August of 2010 was the start of the Jose Mourinho era at Real Madrid with the arrival of ‘The Special One” bringing as much fanfare and controversy as was to be expected. It also brought a trophy, albeit the least desirable of the three competitions in which Madrid competed. One of the biggest questions moving towards the summer will be if Mourinho will continue for another season or will the Portuguese manager, either on his own accord or via sacking, seek employment elsewhere? Looking back at the 2010-2011 campaign it certainly has been one of intrigue with many positive notes but in the end Madrid have been left to look up to the current kings of Spain, FC Barcelona.
The Good: It was not a trophy-less season. Madrid supporters were able to gather in the streets to celebrate their team once again. The most successful team across the globe in the 20th century, a three year trophy drought seems almost unfathomable. It happened and it took the tactics of their stoic manager to help lead Madrid to a nail biting extra time victory over the infamous Barcelona at the Mestalla. What does it mean in terms of Madrid’s goals set forth last summer? By no means is the Copa del Rey trophy the only silverware the Madrid brass wanted to flaunt around the capital; however, it is a trophy nonetheless and, as Jorge Valdano said, ‘it has put the taste in our mouth. We are now hungry for more.”
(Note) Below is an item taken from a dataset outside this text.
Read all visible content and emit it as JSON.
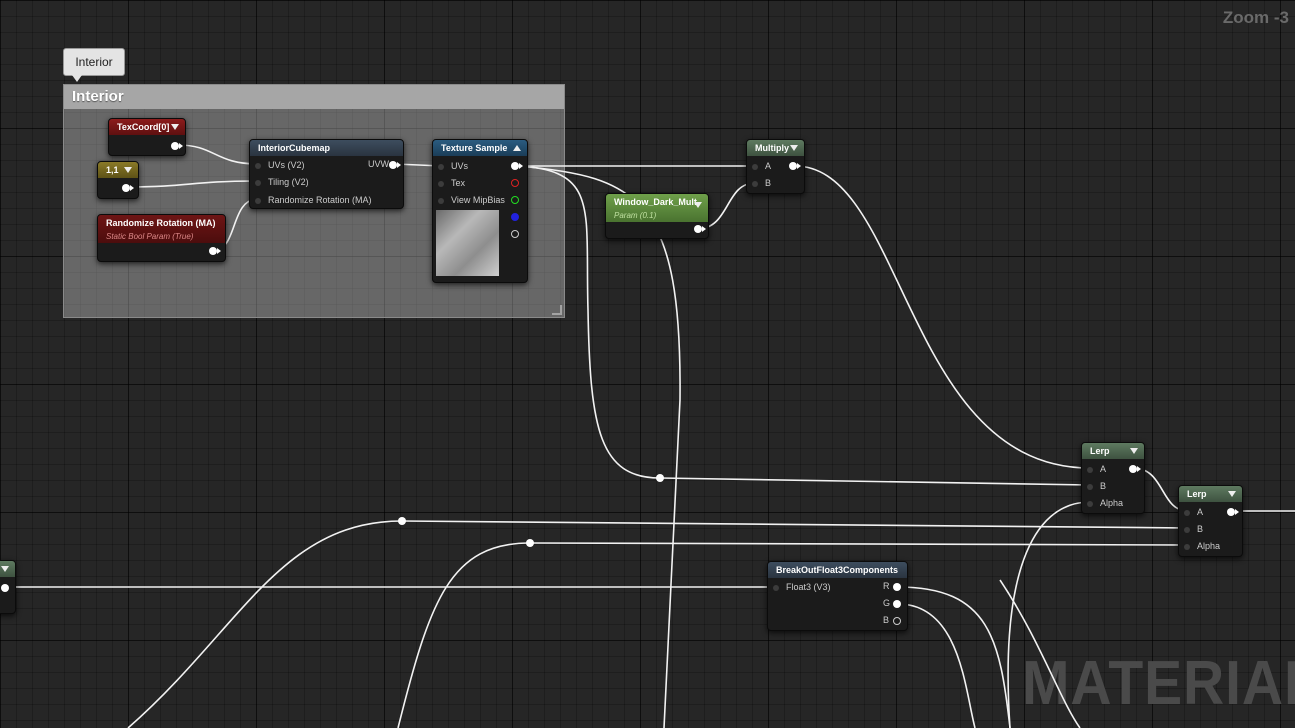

The Bad: It actually is tough to break down what is worse: losing a third straight league title or a semi-final Champions League defeat at the hands of Barcelona. I will argue the latter only because if the outcome next Saturday favours the English champions then it will just be tournament defeat. True, neither easy nor desirable, especially at the expense of seeing their most hated rivals onto the finals; Madrid also had their best run in Europe in seven years this past campaign. Granted for a club like Madrid anything except a Championship is considered a failure but Los Blancos’ snapped a six year run of failing to make it past the first knockout stage. A 2-0 first leg loss at home dampened their hopes of a final but entering Camp Nou Madrid still had, albeit a long shot, a chance. To Valdano’s aforementioned point, Madrid got a taste of success in Europe for the first time since the original Galacticos.
The Ugly: Barcelona wrapped up their third straight domestic title last week with a dour draw; however, it was tough to see complaints on the Catalan faces. Spain has always been Madrid’s team, and it will still take years of success for Barcelona to make an argument for them historically. That being said, few would argue that this Barcelona is the best team in the world, if not one of the best sides of all time. They have dominated both in Europe and domestically. Their third consecutive La Liga title just further emphasizes that they are the team to beat in Spain, no matter who dons the famed white shirt.
So take from it what you like. The trophy in the Copa del Rey final at the expense of Barcelona was Los Blancos’ first trophy in a very long three years (and their first domestic cup since 1993); however, Barcelona, yet again, were crowned champions of Spain. How much will Barcelona’s performance in the Champions League final next week play into the view of Madrid’s season? Surely it will not be forgotten that the Catalans beat Madrid en route to Wembley but a Manchester United victory on May 28 would prevent a Barcelona double and thus not trumping Madrid’s season as much. Cynical? Maybe a tad but it wouldn’t be a rivalry otherwise.
We will circle back after that famous 2009 Champions League final rematch to comment on how the outcome has affected the sentiments around the Spanish capital. On a different note, we will take the time to reflect back at Madrid’s season from an individual perspective, while looking forward to what the summer transfer window may hold for the nine-time European Champions.
Follow ESPNsoccernet's Football Correspondents on Twitter